Study: Students Often Don’t Report Suspicious or Threatening Behaviors

Students were more likely to report behaviors if they had a positive relationship with campus police.

Researchers surveyed 1,735 undergraduate students at the University of Nebraska-Lincoln for the study.

By CS Staff • July 5, 2016

A new study found that the vast majority of college students don’t report suspicious behaviors and other warning signs like stalking, making threats or acquiring weapons.

The study, which analyzed responses to “pathway behaviors” that could lead to safety concerns, also found the intensity of such behaviors didn’t affect students’ likelihood to report them to campus police.

The study was conducted by University of Nebraska-Lincoln graduate student Brandon Hollister and Professor Mario Scalor, who surveyed 1,735 undergraduate students.
Overall, the researchers found that students didn’t report 87 percent of pathway behaviors, although students were more likely to report the behavior if they saw it multiple times in separate instances.

A big factor in students’ decision on whether or not to report the behavior was their feelings toward campus police. Students who had positive relationships with campus police were far more likely to report their suspicions, while people with negative relationships with police said they’d fear getting in trouble or betraying their friends.
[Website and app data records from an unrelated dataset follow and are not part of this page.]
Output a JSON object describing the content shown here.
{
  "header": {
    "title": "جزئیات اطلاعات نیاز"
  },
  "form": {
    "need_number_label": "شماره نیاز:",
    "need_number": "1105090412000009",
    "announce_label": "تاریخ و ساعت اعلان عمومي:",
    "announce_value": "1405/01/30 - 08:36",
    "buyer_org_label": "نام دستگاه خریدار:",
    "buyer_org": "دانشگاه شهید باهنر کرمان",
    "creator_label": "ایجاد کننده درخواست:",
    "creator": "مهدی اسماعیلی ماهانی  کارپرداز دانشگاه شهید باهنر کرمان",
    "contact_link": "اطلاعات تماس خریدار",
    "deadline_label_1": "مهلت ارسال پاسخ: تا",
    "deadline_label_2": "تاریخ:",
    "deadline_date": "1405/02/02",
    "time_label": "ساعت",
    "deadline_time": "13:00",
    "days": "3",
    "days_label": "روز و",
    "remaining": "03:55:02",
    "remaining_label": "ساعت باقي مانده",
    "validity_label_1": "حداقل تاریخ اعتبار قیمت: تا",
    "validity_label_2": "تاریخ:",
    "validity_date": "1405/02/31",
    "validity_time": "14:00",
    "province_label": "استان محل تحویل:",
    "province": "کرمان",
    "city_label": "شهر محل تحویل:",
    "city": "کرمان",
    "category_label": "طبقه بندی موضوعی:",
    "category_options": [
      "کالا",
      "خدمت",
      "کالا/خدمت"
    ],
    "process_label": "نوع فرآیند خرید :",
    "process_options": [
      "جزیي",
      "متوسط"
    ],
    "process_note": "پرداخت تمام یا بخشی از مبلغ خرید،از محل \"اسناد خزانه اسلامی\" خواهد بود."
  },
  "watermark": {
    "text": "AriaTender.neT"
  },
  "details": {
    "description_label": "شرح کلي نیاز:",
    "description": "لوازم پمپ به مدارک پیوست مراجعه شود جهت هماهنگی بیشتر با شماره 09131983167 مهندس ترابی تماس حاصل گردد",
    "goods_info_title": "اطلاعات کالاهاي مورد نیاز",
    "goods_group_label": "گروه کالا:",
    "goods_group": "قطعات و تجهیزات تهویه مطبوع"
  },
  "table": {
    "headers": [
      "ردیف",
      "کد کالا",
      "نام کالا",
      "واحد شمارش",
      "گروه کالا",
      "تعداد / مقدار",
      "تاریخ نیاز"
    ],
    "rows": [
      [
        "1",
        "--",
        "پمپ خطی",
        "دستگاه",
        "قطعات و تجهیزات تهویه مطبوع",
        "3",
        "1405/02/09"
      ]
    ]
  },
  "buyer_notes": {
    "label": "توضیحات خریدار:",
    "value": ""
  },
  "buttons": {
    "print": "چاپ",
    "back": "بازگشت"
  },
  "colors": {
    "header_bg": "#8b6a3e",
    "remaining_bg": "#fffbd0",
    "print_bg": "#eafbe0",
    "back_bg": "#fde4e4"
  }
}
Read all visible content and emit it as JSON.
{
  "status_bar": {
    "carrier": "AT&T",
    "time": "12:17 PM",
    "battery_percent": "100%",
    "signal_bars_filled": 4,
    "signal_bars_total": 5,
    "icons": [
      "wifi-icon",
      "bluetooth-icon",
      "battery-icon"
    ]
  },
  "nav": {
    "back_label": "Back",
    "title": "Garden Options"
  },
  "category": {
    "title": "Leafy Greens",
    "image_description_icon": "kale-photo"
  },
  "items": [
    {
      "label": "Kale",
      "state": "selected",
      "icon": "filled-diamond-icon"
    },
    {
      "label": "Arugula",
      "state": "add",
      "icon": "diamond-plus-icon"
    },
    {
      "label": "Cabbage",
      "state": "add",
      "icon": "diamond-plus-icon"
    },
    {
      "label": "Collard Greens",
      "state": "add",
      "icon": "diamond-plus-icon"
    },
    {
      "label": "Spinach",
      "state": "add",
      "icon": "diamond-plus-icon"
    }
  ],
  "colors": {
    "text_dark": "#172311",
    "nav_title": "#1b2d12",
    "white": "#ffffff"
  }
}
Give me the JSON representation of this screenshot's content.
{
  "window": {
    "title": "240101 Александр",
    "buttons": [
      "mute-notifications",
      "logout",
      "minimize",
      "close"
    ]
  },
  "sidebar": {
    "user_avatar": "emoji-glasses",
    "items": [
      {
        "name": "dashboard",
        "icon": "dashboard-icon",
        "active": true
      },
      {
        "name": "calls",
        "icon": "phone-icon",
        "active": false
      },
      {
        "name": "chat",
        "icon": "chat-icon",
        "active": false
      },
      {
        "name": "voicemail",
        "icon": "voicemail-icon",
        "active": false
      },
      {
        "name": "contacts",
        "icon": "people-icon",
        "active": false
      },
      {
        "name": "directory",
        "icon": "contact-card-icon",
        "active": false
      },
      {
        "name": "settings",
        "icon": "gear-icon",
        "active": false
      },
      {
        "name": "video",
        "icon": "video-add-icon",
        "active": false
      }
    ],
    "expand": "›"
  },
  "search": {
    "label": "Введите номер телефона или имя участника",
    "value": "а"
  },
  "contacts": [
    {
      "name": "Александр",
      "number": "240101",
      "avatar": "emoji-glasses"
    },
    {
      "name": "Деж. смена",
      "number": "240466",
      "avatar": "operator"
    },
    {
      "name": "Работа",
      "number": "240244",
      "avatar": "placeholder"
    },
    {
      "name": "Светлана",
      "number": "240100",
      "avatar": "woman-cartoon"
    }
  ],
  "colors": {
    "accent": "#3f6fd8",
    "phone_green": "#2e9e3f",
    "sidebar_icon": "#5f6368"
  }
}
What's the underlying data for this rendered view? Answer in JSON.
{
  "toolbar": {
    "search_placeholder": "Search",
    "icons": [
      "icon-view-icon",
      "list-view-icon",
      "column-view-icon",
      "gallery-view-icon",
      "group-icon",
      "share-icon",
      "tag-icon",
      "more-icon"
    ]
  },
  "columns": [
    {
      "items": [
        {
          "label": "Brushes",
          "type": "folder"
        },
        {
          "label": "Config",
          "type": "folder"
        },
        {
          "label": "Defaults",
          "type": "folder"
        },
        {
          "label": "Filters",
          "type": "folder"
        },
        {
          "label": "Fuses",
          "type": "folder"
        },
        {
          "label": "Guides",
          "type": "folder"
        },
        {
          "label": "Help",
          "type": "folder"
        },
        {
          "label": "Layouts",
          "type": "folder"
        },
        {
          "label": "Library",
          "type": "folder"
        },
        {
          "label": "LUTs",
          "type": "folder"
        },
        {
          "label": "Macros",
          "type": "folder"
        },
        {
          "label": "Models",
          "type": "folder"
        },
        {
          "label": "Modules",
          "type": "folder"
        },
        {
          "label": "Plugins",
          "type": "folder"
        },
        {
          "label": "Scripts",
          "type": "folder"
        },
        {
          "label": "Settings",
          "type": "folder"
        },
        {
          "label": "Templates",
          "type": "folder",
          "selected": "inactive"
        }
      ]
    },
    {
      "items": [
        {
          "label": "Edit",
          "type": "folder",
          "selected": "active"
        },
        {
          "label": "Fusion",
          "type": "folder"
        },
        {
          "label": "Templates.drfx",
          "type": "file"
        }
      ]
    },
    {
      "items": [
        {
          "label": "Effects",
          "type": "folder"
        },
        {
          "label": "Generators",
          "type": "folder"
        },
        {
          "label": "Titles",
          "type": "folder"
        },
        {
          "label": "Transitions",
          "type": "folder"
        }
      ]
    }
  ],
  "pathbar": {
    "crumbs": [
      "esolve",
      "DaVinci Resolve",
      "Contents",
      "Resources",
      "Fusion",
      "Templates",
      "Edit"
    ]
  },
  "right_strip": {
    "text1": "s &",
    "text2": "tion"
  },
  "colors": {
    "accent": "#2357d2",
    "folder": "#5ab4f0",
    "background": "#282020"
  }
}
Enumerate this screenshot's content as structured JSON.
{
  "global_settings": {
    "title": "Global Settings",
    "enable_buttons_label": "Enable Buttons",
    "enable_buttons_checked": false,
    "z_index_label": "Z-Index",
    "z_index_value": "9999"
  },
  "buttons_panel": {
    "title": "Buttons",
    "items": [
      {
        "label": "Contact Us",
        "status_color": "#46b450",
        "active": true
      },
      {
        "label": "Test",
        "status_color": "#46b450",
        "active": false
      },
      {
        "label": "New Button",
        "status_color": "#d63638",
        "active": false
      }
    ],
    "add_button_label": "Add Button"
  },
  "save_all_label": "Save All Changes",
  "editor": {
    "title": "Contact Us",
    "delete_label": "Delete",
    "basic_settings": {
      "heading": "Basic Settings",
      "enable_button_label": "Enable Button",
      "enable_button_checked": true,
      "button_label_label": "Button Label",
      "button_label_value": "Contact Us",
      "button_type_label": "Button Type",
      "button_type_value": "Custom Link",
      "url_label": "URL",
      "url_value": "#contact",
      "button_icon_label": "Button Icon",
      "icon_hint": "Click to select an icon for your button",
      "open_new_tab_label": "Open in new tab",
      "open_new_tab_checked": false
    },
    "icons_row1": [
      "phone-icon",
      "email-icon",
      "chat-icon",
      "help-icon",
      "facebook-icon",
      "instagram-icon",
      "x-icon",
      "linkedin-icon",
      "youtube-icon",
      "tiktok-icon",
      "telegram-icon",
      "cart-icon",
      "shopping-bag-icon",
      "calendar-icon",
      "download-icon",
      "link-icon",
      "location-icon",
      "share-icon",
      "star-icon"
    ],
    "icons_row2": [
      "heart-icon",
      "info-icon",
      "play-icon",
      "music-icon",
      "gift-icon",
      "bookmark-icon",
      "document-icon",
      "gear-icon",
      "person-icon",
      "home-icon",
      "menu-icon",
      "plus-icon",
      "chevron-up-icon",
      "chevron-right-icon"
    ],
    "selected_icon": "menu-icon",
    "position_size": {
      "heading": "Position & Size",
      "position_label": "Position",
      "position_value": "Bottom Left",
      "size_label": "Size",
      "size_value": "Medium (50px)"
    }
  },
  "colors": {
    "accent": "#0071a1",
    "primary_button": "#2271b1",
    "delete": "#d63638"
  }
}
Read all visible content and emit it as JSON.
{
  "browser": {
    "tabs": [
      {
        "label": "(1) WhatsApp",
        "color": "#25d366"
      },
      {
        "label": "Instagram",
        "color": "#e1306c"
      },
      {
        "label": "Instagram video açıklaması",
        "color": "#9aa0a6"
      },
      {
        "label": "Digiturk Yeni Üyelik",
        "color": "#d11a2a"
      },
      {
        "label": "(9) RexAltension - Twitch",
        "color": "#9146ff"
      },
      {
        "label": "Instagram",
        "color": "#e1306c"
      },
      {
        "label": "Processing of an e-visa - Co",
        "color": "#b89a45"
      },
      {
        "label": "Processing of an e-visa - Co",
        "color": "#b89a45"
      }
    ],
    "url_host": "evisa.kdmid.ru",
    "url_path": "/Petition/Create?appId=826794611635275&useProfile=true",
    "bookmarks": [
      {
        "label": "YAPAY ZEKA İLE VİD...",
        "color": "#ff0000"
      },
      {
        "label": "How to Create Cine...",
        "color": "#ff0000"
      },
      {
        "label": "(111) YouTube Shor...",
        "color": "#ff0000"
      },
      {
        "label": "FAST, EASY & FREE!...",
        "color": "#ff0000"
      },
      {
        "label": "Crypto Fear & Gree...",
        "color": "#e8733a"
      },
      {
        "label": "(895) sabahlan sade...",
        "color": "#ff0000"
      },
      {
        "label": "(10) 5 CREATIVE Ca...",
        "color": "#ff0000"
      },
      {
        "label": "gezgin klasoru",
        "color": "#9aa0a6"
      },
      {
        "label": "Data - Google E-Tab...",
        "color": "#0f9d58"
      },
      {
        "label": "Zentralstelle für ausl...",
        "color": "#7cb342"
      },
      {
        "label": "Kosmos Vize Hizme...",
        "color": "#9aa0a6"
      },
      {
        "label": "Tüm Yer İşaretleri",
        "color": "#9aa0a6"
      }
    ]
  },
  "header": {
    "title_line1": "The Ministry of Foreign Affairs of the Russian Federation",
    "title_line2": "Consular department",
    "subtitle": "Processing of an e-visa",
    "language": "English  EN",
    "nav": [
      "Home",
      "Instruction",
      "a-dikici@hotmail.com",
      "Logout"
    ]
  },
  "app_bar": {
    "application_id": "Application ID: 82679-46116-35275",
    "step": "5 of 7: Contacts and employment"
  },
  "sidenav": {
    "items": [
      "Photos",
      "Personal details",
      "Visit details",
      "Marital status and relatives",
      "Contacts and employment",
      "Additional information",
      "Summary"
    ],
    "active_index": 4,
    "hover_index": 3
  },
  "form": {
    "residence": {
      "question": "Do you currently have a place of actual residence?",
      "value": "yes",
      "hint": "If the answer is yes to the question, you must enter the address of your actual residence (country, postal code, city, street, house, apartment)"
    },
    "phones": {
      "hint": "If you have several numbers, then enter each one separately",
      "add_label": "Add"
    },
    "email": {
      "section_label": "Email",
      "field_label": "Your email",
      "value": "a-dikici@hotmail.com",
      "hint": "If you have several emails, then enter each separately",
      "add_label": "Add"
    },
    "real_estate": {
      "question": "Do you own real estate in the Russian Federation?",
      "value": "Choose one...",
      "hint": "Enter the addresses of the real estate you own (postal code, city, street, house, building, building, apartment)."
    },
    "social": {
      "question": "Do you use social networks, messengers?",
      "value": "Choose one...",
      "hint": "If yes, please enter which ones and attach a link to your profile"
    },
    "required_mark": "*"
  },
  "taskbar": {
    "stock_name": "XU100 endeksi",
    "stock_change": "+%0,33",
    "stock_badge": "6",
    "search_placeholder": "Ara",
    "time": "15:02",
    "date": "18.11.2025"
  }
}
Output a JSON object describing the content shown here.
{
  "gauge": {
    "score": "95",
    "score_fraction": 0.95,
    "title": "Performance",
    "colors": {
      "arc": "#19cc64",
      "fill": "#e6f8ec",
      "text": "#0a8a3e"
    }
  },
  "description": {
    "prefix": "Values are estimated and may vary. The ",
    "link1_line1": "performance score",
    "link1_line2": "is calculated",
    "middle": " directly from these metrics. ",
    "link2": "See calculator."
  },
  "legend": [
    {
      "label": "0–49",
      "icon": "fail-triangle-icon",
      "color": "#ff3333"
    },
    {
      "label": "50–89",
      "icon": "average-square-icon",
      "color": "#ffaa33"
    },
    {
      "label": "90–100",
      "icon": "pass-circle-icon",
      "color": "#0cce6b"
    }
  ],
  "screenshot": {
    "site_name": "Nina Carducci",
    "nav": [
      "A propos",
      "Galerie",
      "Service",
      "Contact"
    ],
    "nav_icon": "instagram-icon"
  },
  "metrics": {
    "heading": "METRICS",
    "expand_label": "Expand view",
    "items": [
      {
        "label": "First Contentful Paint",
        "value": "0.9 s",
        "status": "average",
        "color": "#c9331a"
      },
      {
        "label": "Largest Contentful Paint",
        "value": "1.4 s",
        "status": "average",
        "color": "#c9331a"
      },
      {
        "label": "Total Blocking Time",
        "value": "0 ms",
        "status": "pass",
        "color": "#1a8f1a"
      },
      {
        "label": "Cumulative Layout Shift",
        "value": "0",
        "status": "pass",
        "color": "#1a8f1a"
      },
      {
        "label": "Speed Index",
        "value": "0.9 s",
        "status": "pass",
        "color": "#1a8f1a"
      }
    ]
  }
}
The researchers say the findings of their study are concerning because most instances of violence on campus come from people who have exhibited warning signs.

“Whether you’re talking about low-level crimes or extreme events, in the vast majority of cases, people close to the perpetrator said there were warning signs,” Scalora told journalstar.com. “They might see an incident as a one-time deal, but there is an escalation to violence and if someone is doing one thing that is problematic, they’re likely doing more.”